## WHAT THE TASK REQUIRES
Each image should be skipped while the records are restated word for word.

## DATA SECTION
>>

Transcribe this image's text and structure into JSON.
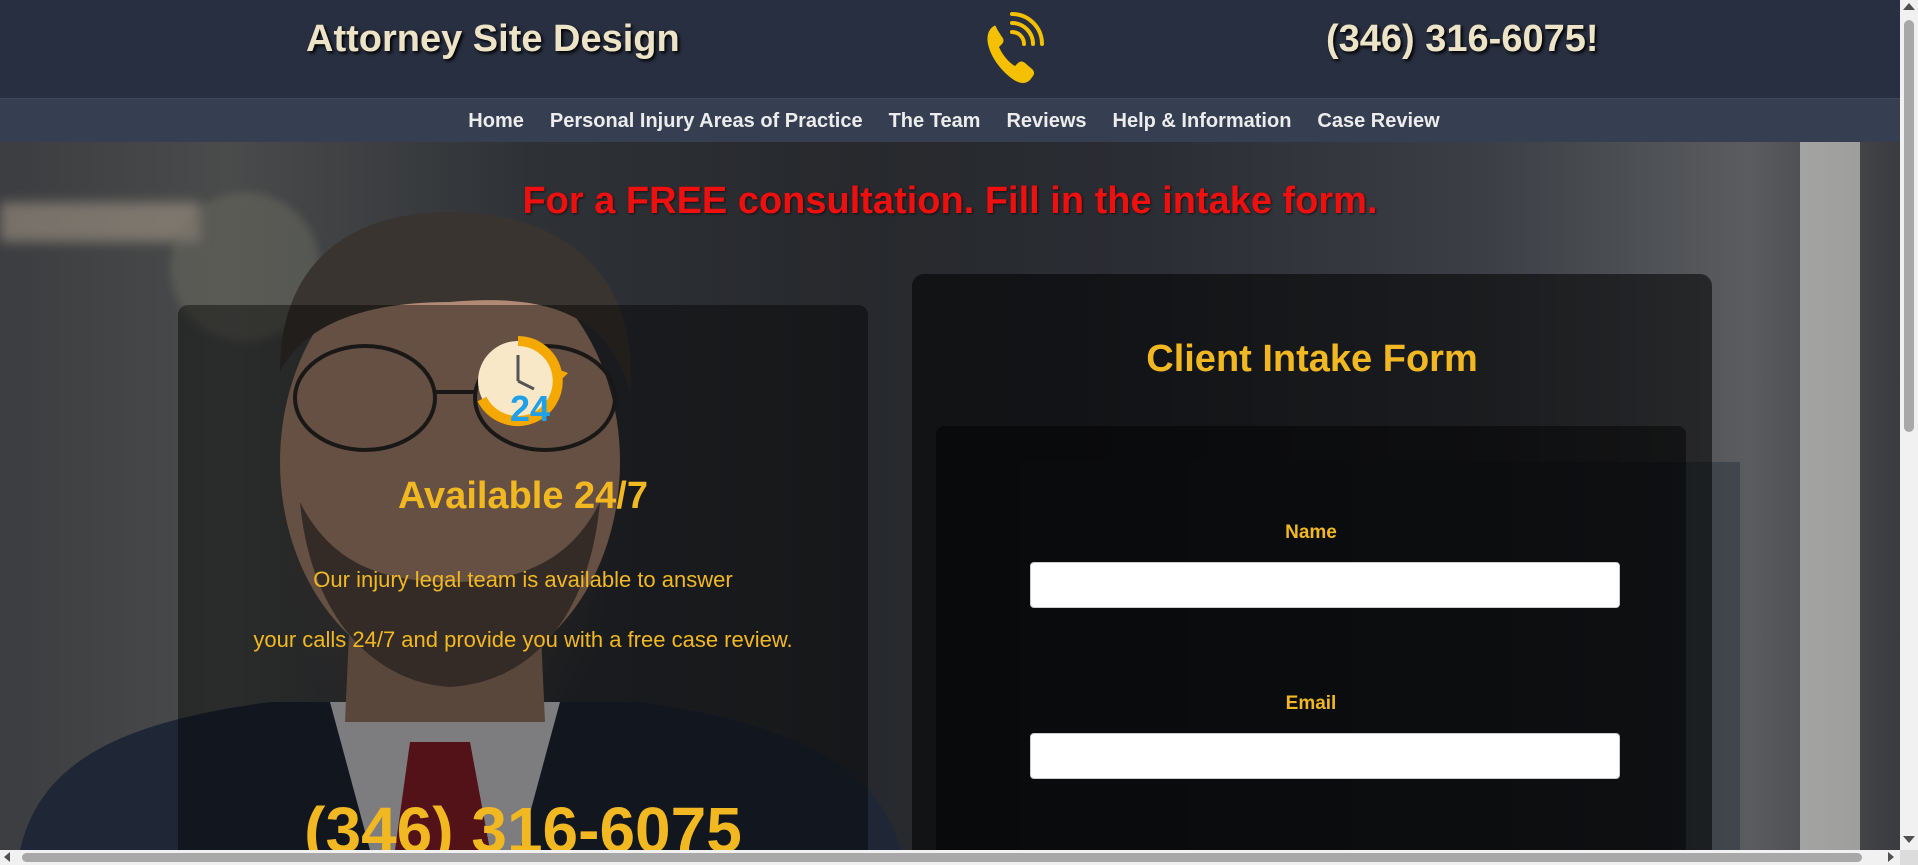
{
  "header": {
    "brand": "Attorney Site Design",
    "phone_icon": "phone-ringing-icon",
    "phone": "(346) 316-6075!"
  },
  "nav": {
    "items": [
      {
        "label": "Home"
      },
      {
        "label": "Personal Injury Areas of Practice"
      },
      {
        "label": "The Team"
      },
      {
        "label": "Reviews"
      },
      {
        "label": "Help & Information"
      },
      {
        "label": "Case Review"
      }
    ]
  },
  "hero": {
    "headline": "For a FREE consultation. Fill in the intake form.",
    "availability": {
      "icon": "clock-24-icon",
      "title": "Available 24/7",
      "line1": "Our injury legal team is available to answer",
      "line2": "your calls 24/7 and provide you with a free case review.",
      "phone": "(346) 316-6075"
    },
    "form": {
      "title": "Client Intake Form",
      "fields": [
        {
          "label": "Name",
          "value": "",
          "placeholder": ""
        },
        {
          "label": "Email",
          "value": "",
          "placeholder": ""
        }
      ]
    }
  },
  "colors": {
    "header_bg": "#282f40",
    "nav_bg": "#363e52",
    "accent_gold": "#f2b822",
    "headline_red": "#ee0f0f",
    "brand_text": "#ede4c8"
  }
}
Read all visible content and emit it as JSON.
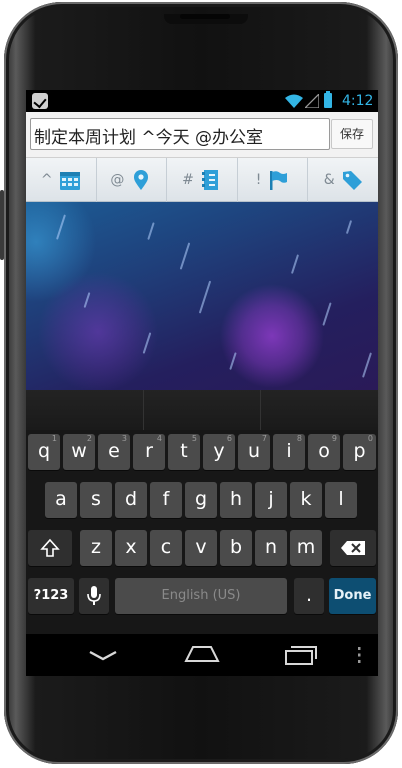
{
  "status_bar": {
    "time": "4:12",
    "notification_icon": "checkmark-icon",
    "wifi_icon": "wifi-icon",
    "signal_icon": "signal-icon",
    "battery_icon": "battery-icon",
    "accent_color": "#33b5e5"
  },
  "task_entry": {
    "value": "制定本周计划 ^今天 @办公室",
    "save_label": "保存"
  },
  "symbol_toolbar": [
    {
      "symbol": "^",
      "icon": "calendar-icon"
    },
    {
      "symbol": "@",
      "icon": "location-pin-icon"
    },
    {
      "symbol": "#",
      "icon": "list-icon"
    },
    {
      "symbol": "!",
      "icon": "flag-icon"
    },
    {
      "symbol": "&",
      "icon": "tag-icon"
    }
  ],
  "keyboard": {
    "row1": [
      {
        "label": "q",
        "hint": "1"
      },
      {
        "label": "w",
        "hint": "2"
      },
      {
        "label": "e",
        "hint": "3"
      },
      {
        "label": "r",
        "hint": "4"
      },
      {
        "label": "t",
        "hint": "5"
      },
      {
        "label": "y",
        "hint": "6"
      },
      {
        "label": "u",
        "hint": "7"
      },
      {
        "label": "i",
        "hint": "8"
      },
      {
        "label": "o",
        "hint": "9"
      },
      {
        "label": "p",
        "hint": "0"
      }
    ],
    "row2": [
      "a",
      "s",
      "d",
      "f",
      "g",
      "h",
      "j",
      "k",
      "l"
    ],
    "row3": [
      "z",
      "x",
      "c",
      "v",
      "b",
      "n",
      "m"
    ],
    "symbols_label": "?123",
    "space_label": "English (US)",
    "period_label": ".",
    "done_label": "Done",
    "done_color": "#0d4e72"
  },
  "navigation": {
    "back_icon": "back-icon",
    "home_icon": "home-icon",
    "recents_icon": "recents-icon",
    "menu_icon": "overflow-menu-icon"
  }
}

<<

## COMPLETED TASK
Transcribe this image's text and structure into JSON.
{
  "header": {
    "brand": "Attorney Site Design",
    "phone_icon": "phone-ringing-icon",
    "phone": "(346) 316-6075!"
  },
  "nav": {
    "items": [
      {
        "label": "Home"
      },
      {
        "label": "Personal Injury Areas of Practice"
      },
      {
        "label": "The Team"
      },
      {
        "label": "Reviews"
      },
      {
        "label": "Help & Information"
      },
      {
        "label": "Case Review"
      }
    ]
  },
  "hero": {
    "headline": "For a FREE consultation. Fill in the intake form.",
    "availability": {
      "icon": "clock-24-icon",
      "title": "Available 24/7",
      "line1": "Our injury legal team is available to answer",
      "line2": "your calls 24/7 and provide you with a free case review.",
      "phone": "(346) 316-6075"
    },
    "form": {
      "title": "Client Intake Form",
      "fields": [
        {
          "label": "Name",
          "value": "",
          "placeholder": ""
        },
        {
          "label": "Email",
          "value": "",
          "placeholder": ""
        }
      ]
    }
  },
  "colors": {
    "header_bg": "#282f40",
    "nav_bg": "#363e52",
    "accent_gold": "#f2b822",
    "headline_red": "#ee0f0f",
    "brand_text": "#ede4c8"
  }
}
Read all visible content and emit it as JSON.
{
  "status_bar": {
    "time": "4:12",
    "notification_icon": "checkmark-icon",
    "wifi_icon": "wifi-icon",
    "signal_icon": "signal-icon",
    "battery_icon": "battery-icon",
    "accent_color": "#33b5e5"
  },
  "task_entry": {
    "value": "制定本周计划 ^今天 @办公室",
    "save_label": "保存"
  },
  "symbol_toolbar": [
    {
      "symbol": "^",
      "icon": "calendar-icon"
    },
    {
      "symbol": "@",
      "icon": "location-pin-icon"
    },
    {
      "symbol": "#",
      "icon": "list-icon"
    },
    {
      "symbol": "!",
      "icon": "flag-icon"
    },
    {
      "symbol": "&",
      "icon": "tag-icon"
    }
  ],
  "keyboard": {
    "row1": [
      {
        "label": "q",
        "hint": "1"
      },
      {
        "label": "w",
        "hint": "2"
      },
      {
        "label": "e",
        "hint": "3"
      },
      {
        "label": "r",
        "hint": "4"
      },
      {
        "label": "t",
        "hint": "5"
      },
      {
        "label": "y",
        "hint": "6"
      },
      {
        "label": "u",
        "hint": "7"
      },
      {
        "label": "i",
        "hint": "8"
      },
      {
        "label": "o",
        "hint": "9"
      },
      {
        "label": "p",
        "hint": "0"
      }
    ],
    "row2": [
      "a",
      "s",
      "d",
      "f",
      "g",
      "h",
      "j",
      "k",
      "l"
    ],
    "row3": [
      "z",
      "x",
      "c",
      "v",
      "b",
      "n",
      "m"
    ],
    "symbols_label": "?123",
    "space_label": "English (US)",
    "period_label": ".",
    "done_label": "Done",
    "done_color": "#0d4e72"
  },
  "navigation": {
    "back_icon": "back-icon",
    "home_icon": "home-icon",
    "recents_icon": "recents-icon",
    "menu_icon": "overflow-menu-icon"
  }
}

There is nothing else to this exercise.